Activity
Whenever the word "this" appears in a line of the data below, copy that line.

Excerpts from an interface dataset
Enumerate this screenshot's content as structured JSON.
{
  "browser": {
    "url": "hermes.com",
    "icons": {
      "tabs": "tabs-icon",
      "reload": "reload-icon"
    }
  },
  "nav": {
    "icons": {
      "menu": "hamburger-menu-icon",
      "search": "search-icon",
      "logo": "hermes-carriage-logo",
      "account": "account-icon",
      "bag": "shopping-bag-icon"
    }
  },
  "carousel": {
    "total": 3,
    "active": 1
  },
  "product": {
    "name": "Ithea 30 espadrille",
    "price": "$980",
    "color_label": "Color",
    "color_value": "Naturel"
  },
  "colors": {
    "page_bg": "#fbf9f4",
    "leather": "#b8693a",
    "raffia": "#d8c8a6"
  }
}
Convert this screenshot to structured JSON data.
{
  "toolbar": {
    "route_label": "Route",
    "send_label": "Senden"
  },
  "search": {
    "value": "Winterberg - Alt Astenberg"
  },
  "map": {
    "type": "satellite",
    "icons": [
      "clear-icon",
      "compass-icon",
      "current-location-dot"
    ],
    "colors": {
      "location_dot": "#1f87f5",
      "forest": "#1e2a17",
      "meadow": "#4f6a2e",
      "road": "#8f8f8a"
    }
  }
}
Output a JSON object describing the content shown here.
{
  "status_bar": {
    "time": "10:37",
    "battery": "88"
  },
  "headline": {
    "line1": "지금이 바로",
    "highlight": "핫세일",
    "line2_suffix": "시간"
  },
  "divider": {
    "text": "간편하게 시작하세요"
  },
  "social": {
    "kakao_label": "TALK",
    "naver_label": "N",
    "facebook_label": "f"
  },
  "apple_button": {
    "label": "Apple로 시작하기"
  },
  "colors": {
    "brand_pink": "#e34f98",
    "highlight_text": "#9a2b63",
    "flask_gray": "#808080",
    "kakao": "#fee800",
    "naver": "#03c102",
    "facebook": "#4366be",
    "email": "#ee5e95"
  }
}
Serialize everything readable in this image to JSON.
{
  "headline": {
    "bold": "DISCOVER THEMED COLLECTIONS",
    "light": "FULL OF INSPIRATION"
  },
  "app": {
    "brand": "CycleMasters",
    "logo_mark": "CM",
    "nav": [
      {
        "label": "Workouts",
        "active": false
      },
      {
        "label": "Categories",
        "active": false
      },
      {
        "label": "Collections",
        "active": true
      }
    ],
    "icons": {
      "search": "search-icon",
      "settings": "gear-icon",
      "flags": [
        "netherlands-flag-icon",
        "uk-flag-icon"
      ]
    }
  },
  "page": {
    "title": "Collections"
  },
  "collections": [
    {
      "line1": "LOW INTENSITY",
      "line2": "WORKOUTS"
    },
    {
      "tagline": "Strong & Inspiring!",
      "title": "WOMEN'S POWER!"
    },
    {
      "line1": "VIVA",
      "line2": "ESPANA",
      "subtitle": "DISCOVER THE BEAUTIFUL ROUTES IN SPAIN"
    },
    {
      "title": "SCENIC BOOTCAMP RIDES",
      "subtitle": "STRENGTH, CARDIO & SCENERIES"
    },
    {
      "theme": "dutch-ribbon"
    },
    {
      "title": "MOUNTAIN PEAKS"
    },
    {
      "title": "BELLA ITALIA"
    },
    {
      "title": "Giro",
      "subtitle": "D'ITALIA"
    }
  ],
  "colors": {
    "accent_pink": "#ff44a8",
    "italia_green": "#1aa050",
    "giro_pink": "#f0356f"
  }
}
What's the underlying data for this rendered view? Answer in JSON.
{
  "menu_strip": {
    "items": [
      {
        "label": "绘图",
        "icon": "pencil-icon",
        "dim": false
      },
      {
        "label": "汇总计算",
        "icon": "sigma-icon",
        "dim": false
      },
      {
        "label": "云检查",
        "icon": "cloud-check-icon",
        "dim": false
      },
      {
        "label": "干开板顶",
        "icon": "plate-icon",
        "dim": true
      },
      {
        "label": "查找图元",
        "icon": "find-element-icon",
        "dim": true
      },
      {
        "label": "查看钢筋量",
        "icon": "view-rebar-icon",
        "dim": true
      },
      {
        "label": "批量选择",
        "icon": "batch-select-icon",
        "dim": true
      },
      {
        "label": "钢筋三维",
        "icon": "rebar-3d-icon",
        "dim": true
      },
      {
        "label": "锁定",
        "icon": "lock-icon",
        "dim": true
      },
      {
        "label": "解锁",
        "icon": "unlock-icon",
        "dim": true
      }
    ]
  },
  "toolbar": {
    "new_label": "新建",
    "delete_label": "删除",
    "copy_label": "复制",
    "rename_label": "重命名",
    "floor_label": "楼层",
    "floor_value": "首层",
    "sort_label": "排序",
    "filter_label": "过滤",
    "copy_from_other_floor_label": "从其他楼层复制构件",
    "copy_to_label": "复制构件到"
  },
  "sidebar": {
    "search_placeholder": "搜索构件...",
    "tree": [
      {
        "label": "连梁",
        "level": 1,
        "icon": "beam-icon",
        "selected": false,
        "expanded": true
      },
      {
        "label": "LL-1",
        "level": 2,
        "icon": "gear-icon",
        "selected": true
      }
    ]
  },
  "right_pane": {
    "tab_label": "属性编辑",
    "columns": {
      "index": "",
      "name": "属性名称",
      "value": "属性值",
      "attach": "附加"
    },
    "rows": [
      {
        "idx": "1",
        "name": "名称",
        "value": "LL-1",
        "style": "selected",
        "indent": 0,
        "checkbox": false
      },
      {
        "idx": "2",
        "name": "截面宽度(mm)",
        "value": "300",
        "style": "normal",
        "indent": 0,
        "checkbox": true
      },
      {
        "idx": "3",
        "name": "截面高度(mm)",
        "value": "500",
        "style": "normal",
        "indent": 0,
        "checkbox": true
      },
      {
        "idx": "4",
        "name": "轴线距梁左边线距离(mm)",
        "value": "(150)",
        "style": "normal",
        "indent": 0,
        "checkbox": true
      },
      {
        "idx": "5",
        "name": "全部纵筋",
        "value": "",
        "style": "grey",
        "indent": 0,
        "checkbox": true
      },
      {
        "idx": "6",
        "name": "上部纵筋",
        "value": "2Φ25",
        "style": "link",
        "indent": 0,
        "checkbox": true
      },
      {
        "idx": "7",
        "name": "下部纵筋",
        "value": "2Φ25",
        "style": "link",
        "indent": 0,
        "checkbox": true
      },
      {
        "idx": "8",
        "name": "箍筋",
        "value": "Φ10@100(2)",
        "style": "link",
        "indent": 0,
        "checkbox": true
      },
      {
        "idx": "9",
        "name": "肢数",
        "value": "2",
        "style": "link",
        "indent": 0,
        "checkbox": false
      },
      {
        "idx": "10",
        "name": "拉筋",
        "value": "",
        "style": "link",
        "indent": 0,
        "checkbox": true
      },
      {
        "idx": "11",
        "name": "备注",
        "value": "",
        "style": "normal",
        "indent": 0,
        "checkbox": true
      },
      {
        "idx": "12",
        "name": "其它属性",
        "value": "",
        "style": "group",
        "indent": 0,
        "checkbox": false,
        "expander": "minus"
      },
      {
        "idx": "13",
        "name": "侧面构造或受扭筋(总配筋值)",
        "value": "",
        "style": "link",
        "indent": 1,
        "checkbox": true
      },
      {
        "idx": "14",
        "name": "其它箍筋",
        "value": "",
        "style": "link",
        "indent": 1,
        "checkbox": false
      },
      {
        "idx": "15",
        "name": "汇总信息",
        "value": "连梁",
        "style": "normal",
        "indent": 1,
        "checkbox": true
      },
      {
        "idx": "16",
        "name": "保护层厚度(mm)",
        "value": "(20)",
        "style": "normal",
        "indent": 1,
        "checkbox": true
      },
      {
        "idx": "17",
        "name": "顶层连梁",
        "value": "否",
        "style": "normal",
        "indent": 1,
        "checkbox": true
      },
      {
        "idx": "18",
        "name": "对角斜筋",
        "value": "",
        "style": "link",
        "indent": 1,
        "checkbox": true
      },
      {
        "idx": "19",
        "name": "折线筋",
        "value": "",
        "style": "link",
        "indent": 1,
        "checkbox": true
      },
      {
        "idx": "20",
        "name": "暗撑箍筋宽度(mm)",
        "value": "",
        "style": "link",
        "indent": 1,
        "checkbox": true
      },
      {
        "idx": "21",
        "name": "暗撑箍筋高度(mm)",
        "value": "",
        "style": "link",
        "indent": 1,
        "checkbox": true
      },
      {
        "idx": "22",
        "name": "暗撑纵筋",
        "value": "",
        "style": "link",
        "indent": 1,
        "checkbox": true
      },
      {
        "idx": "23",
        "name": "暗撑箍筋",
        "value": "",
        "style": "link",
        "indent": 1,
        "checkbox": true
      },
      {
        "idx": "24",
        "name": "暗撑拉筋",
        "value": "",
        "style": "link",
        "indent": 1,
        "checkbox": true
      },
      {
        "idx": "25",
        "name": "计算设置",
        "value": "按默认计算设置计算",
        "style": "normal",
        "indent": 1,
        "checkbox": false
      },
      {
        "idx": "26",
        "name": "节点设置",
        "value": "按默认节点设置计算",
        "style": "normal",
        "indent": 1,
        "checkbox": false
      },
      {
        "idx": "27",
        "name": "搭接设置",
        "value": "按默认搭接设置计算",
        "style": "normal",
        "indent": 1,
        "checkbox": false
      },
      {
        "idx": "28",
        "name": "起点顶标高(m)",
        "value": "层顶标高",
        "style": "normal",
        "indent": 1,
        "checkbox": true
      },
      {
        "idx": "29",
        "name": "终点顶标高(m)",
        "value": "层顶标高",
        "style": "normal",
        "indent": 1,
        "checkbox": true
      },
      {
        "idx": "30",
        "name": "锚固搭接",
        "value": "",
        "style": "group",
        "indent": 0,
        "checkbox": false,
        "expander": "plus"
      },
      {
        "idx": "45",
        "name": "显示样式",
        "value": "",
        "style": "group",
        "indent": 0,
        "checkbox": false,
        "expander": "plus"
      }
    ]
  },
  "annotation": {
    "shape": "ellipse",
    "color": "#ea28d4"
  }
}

Answer space
Enumerate this screenshot's content as structured JSON.
Convert this screenshot to structured JSON data.
Serialize everything readable in this image to JSON.
What's the underlying data for this rendered view? Answer in JSON.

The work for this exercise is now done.